The next step in treatment is early initiation of occupational therapy. This normally begins 10 to 14 days after birth, allowing any pain,present after birth to subside. Therapy is focused on maintaining fl exibility in the affected joints, particularly the shoulder, and monitoring and documenting changes in the motor exam of the infant.
If an infant fails to show signs of ongoing recovery, treatments are focused on returning function. These procedures can target reconstructing the nerves or the tendons, muscles, bones, or joints. The goal of nerve surgery is to improve motion and strength by supplying axons to power a muscle that lacks sufficient neural stimulation. In order to power a muscle and restore function, 30% of the original fibers are needed. This can be accomplished by resecting the scar tissue and placing nerve grafts to provide a path for new nerves to grow along. Nerve transfers are another technique of supplying axons by transferring a working nerve to stimulate the weak muscle. A combination of these methods, when done early enough, can result in significant improvement in the infant’s ability

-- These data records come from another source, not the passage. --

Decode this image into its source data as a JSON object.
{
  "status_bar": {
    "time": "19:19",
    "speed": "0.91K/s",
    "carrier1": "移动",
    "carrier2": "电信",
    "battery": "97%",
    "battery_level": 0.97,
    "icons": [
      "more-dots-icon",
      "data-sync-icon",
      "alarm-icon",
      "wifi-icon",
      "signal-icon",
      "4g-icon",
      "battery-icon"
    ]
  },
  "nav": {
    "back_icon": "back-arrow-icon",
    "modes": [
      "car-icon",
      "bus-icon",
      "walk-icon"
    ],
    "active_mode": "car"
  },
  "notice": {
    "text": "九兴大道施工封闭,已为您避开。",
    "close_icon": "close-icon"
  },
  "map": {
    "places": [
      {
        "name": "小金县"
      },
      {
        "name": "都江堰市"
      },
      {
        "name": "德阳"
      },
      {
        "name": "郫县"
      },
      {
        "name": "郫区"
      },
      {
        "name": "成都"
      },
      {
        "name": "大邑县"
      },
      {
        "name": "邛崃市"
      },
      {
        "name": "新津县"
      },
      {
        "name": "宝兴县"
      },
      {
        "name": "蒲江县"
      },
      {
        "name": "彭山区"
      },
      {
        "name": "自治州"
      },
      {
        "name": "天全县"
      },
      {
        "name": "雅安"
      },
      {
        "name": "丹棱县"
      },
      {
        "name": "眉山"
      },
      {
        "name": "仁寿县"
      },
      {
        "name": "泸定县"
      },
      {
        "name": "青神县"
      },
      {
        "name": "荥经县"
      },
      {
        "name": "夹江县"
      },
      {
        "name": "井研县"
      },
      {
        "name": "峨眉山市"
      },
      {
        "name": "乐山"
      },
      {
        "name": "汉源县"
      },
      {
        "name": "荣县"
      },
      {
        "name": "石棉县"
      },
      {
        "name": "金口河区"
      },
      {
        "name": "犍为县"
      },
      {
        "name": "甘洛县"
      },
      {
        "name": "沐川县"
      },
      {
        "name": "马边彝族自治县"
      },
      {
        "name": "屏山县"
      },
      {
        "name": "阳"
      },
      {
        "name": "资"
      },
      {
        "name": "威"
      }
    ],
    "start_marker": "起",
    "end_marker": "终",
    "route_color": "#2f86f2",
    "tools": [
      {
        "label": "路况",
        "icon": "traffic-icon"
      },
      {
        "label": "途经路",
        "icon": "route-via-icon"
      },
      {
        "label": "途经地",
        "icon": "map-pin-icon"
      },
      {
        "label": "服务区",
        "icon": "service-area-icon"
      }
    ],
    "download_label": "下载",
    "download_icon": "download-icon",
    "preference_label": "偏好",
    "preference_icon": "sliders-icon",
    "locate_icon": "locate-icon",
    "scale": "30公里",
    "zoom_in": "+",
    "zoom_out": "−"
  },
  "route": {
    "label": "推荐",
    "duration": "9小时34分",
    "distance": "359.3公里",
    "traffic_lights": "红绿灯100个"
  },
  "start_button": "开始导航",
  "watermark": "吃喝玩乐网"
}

to move. Depending on the muscle area that isweak, function improvement is seen in 60% to 90% of the individual muscle groups.
“Unlike most devastating conditions in a newborn, if these children are treated early enough, they can have a very good outcome,” says Heuer. “The potential to help them is tremendous.”
Some patients do not need nerve surgery or have residual weakness and/or stiffness after nerve surgery, but may be candidates for additional surgical procedures including muscle or tendon transfers, joint releases, osteotomies, and fusions. Muscle or tendon transfers take strong, working muscles to power weak muscle/tendon units. Joint releases are used for contractures and/or subluxations so that more motion can be obtained, and often may be done with muscle/tendon transfers. Osteotomies can reposition the arm or forearm such that it is in a more functional position, and fusions limit motion of the joint in order to provide more stability to the patient. These surgeries are sometimes done later in life, depending on the recovery of the child’s function. They often require a period of immobilization to allow for surgical healing and then postoperative therapy.
|Neuropraxia||Mild||Nerves stretched but remain in continuity and the axons remain intact||Spontaneous recovery|
|Axonotomesis||Moderate||Nerves stretched and axons damaged and degenerate. Axon regrows from the spinal cord towards the target muscle at a rate of 1mm a day, unless blocked by scar||Variable recovery – some require surgery|
|Neurotomesis||Severe||Nerves can be pulled out of the spinal cord or avulsed||No recovery – surgery needed|